Along with candleholders and wooden flags, A-Team members also create shelves, towel racks and toilet paper holders. The selection can vary based on what the team has available to repurpose. Handcrafted artwork can be purchased online at Etsy by searching the site using the term ProjectAutism.

“We are trying to create an environment where everyone feels welcome, comfortable, safe. We don’t have quotas. It’s relaxed and lowkey. It’s a social unit and team,” Hansen said.

Hansen also said that Ari Schulman has never taken a sick day. Ari beamed and explained that on his days off, he enjoyed spending time with his parents, but he also enjoys coming to work. He had worked in a restaurant prior to being hired by the A-Team, and found farmwork much more satisfying.

“I like the kindling boxes,” Schulman said, “I like cleaning. I like it all. I like it here.”
The team chooses what they want to work on each day from a list comprised by Hansen. Giardino, Schulman, and a young man training for a job in town, bundled, packaged, weighed and labeled firewood, while Huse decided to work independently at the flour mill.

“We grow wheat in our field here. Sergio and Violetta use the flour for the pizza-making at the winery. Sergio is experimenting with bread recipes.
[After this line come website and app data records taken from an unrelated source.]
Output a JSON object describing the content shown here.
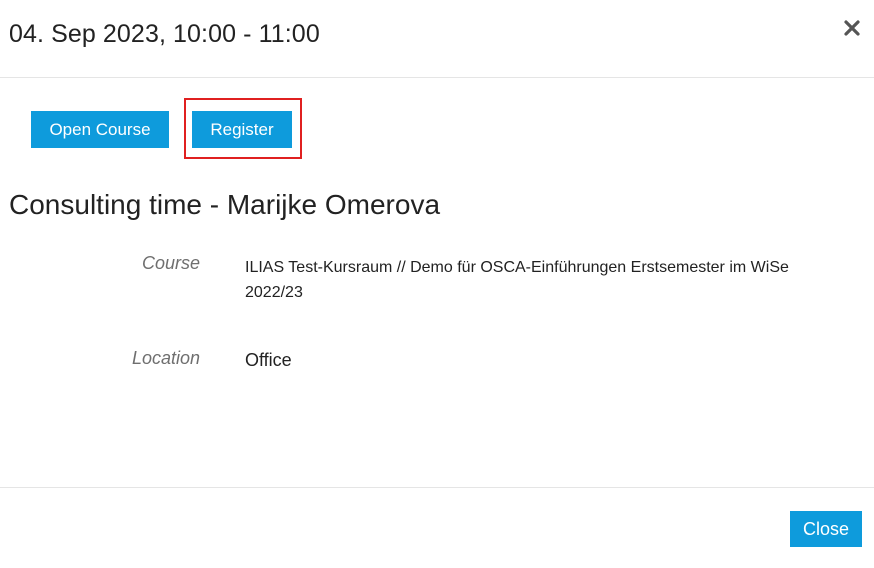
{
  "header": {
    "title": "04. Sep 2023, 10:00 - 11:00",
    "close_icon": "close-icon"
  },
  "actions": {
    "open_course_label": "Open Course",
    "register_label": "Register"
  },
  "item": {
    "title": "Consulting time - Marijke Omerova",
    "properties": [
      {
        "label": "Course",
        "value": "ILIAS Test-Kursraum // Demo für OSCA-Einführungen Erstsemester im WiSe 2022/23"
      },
      {
        "label": "Location",
        "value": "Office"
      }
    ]
  },
  "footer": {
    "close_label": "Close"
  },
  "colors": {
    "button_bg": "#0e9bdc",
    "button_text": "#ffffff",
    "highlight": "#e02020"
  }
}
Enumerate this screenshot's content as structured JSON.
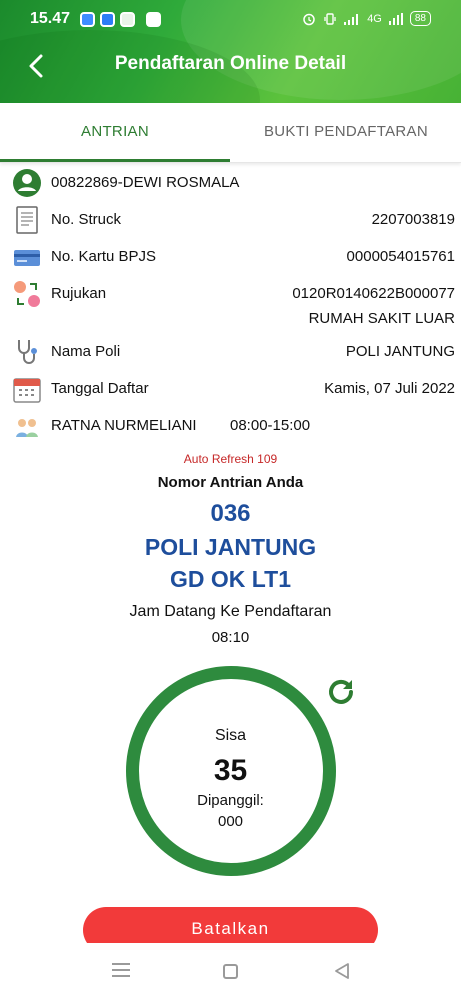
{
  "status_bar": {
    "time": "15.47",
    "network": "4G",
    "battery": "88"
  },
  "header": {
    "title": "Pendaftaran Online Detail"
  },
  "tabs": [
    {
      "label": "ANTRIAN",
      "active": true
    },
    {
      "label": "BUKTI PENDAFTARAN",
      "active": false
    }
  ],
  "patient": {
    "name": "00822869-DEWI ROSMALA"
  },
  "struck": {
    "label": "No. Struck",
    "value": "2207003819"
  },
  "bpjs": {
    "label": "No. Kartu BPJS",
    "value": "0000054015761"
  },
  "rujukan": {
    "label": "Rujukan",
    "value": "0120R0140622B000077",
    "sub": "RUMAH SAKIT LUAR"
  },
  "poli": {
    "label": "Nama Poli",
    "value": "POLI JANTUNG"
  },
  "tanggal": {
    "label": "Tanggal Daftar",
    "value": "Kamis, 07 Juli 2022"
  },
  "doctor": {
    "name": "RATNA NURMELIANI",
    "hours": "08:00-15:00"
  },
  "queue": {
    "auto_refresh": "Auto Refresh 109",
    "label": "Nomor Antrian Anda",
    "number": "036",
    "poli": "POLI JANTUNG",
    "location": "GD OK LT1",
    "jam_label": "Jam Datang Ke Pendaftaran",
    "jam_value": "08:10",
    "sisa_label": "Sisa",
    "sisa_value": "35",
    "dipanggil_label": "Dipanggil:",
    "dipanggil_value": "000"
  },
  "actions": {
    "cancel_label": "Batalkan"
  },
  "colors": {
    "primary_green": "#2e7d32",
    "queue_blue": "#1e4e9c",
    "cancel_red": "#f23a3a",
    "refresh_red": "#c62828"
  },
  "icons": [
    "back-arrow-icon",
    "user-icon",
    "receipt-icon",
    "card-icon",
    "referral-icon",
    "stethoscope-icon",
    "calendar-icon",
    "doctor-icon",
    "refresh-icon"
  ]
}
Whatever we don’t use for the winery, we can actual have the guys package and sell, so we might get into the flour-selling business also,” Hansen said.

‘We did it out of the passion to help the community of individuals with autism.’

Hansen said that the one of the most important aspects of the model was to create an integrated. The A-Team isn’t a place for people with disabilities to work that is hidden away.

“It’s integrated. That’s the key part. This is our designated area, but the other workers on the farm use this space, so we interact with them on a daily basis. Trucks from the township dump their wood chips and they are waving. It’s not hidden away. In my opinion that is the best part of it. It’s a real job in a real farm environment,” Hansen said.

“It’s thanks to the attitude of the family (the Neris) this is possible. They are very generous and very supportive. We haven’t broken even, so all the cost is on the family,” said Hansen.

Neri was unconcerned that the A-Team was not yet producing enough revenue to cover the cost of operations. He said that he feels optimistic that it will in time as they get better at advertising products.

“We did it out of the passion to help the community of individuals with autism. Our goal is to break even. Even in normal business it is hard to break even. It took me a good five or six years to get going well at the vineyard,” Sergio said.

Hopewell Valley Vineyards is committed to using the success of their farm to create opportunities for people on the autism spectrum. The Neris import a wine from Northern Italy and bottles it at the vineyard under the name Solicino Pinot Grigio. The special pinot grigio is sold at select Mercer County restaurants, liquor stores and grocers. All of the profits benefit autism programs and research. They hope to expand sales of the wine nationally to generate funds for the cause.

Neri is planning to build a small, residential setting for people with autism. He is working with Hopewell Township to use township land that runs contiguous to the farm for the group home. Neri said the home will be small, housing up to six residents with Autism, who will live with an individual or couple. Neri said that he wants the group home to reflect the values of a traditional home setting where people share meals and daily interactions.

“Residential places for people with autism are very limited. We consider ourselves lucky to have more means, maybe, than the average person. If you have an kid with autism as a parent, and you’re aging, you start getting really worried about the future of your child when you’re too old to take care of or help. Main concern of a parent with a child with autism. Residential settings and placements is critical. We want to expand into that, too,” said Sergio.

More information about the A-Team and Project Autism is available on the Hopewell Valley Vineyard’s website. Donations and volunteer information are also available on the website.